In light of these views, the name of one radical environmental group is admirably exact: “Earth First!” The implication is: humans last. Any philosophy that has such a disregard for human life can only lead to destruction.

If we want to put humans first, where they belong, we have to understand the value of industry and technology and stand up to defend it. And that’s our goal this Earth Day.

And as a matter of fact, I have proposed that we go even farther. As a counter-balance to Earth Day, we should celebrate an Industrial Revolution Day. We should devote a day to celebrating the achievements of industrial civilization.

Isn’t it strange, after all, that we live in a society of heavy industry and advanced technology—we all use automobiles, airplanes, electric lights, televisions, and computers—yet we never take a day to honor the people who made these things possible?

Consider only the basics of life: food, shelter, and clothing. The Industrial Revolution brought such inventions as the power loom and the knitting machine—which made a vastly greater abundance and variety of clothing available to even the poorest people. As for shelter, it was coal, oil, and natural gas that brought a clean, reliable source of heat into everyone’s homes, protecting us from the deadly cold of winter. And it was the logging industry, the arch-villain of the environmentalists, that made it possible for practically anyone to own his own home.

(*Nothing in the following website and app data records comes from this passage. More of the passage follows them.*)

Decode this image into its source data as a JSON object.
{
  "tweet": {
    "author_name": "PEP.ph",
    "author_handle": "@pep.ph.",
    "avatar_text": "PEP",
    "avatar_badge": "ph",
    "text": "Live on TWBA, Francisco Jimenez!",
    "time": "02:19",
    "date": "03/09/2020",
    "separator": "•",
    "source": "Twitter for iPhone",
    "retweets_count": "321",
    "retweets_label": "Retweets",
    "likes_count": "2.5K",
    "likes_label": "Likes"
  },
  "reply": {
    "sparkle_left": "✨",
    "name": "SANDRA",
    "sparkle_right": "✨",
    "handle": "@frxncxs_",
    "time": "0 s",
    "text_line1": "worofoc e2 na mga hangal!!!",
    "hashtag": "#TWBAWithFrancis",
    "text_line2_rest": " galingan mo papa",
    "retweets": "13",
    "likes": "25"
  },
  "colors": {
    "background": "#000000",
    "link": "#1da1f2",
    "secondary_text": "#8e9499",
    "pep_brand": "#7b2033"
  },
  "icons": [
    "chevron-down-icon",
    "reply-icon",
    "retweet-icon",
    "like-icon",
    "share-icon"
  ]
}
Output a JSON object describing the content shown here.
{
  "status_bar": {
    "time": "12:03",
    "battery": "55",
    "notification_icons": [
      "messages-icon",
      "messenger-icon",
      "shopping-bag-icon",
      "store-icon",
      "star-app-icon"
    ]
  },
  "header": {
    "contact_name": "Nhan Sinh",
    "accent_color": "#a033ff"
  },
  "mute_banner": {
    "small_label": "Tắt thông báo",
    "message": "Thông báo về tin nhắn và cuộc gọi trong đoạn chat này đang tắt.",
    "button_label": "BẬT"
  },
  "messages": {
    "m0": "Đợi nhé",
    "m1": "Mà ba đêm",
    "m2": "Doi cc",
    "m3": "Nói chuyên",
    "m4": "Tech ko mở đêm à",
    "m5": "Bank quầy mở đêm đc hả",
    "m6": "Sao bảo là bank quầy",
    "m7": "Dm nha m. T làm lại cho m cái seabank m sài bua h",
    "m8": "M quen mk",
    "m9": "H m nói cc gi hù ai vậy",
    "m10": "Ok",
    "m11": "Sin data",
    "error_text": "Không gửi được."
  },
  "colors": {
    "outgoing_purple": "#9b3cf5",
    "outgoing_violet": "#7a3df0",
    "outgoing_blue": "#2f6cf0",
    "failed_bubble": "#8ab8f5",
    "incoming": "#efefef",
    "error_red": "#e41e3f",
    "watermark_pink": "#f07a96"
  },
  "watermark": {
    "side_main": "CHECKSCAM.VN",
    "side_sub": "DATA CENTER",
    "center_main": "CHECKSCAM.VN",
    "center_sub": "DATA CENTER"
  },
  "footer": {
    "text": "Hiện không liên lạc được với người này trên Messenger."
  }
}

And what about food? A whole array of farm machinery, not to mention chemical fertilizers, pesticides, and now genetically engineered crops—have created such an abundance of food that famine, which used to be a constant danger, is now inconceivable in industrialized countries.

We should devote one day a year to counting the ways in which machines make our lives better and easier every minute of the day. We should recognize how much more abundant, and less expensive, industrial production has made even the most mundane everyday objects, from toothbrushes to toasters to cordless phones.

We have a whole day devoted to a crusade against the alleged dangers of technology. That we don’t take a day to count its benefits is inexcusable.

So we’re not just against Earth Day, we’re for recognizing the enormous contribution made to human life by the Industrial Revolution. Let the other side have their day to honor John Muir and Rachel Carson—but we think people should take a day, instead, to honor the world’s Henry Fords and Thomas Edisons. And we think if people did this, they would begin to see through the environmentalist agenda. And once people recognized the real essence of the environmental movement, once they saw its real hostility to human life—they would reject it.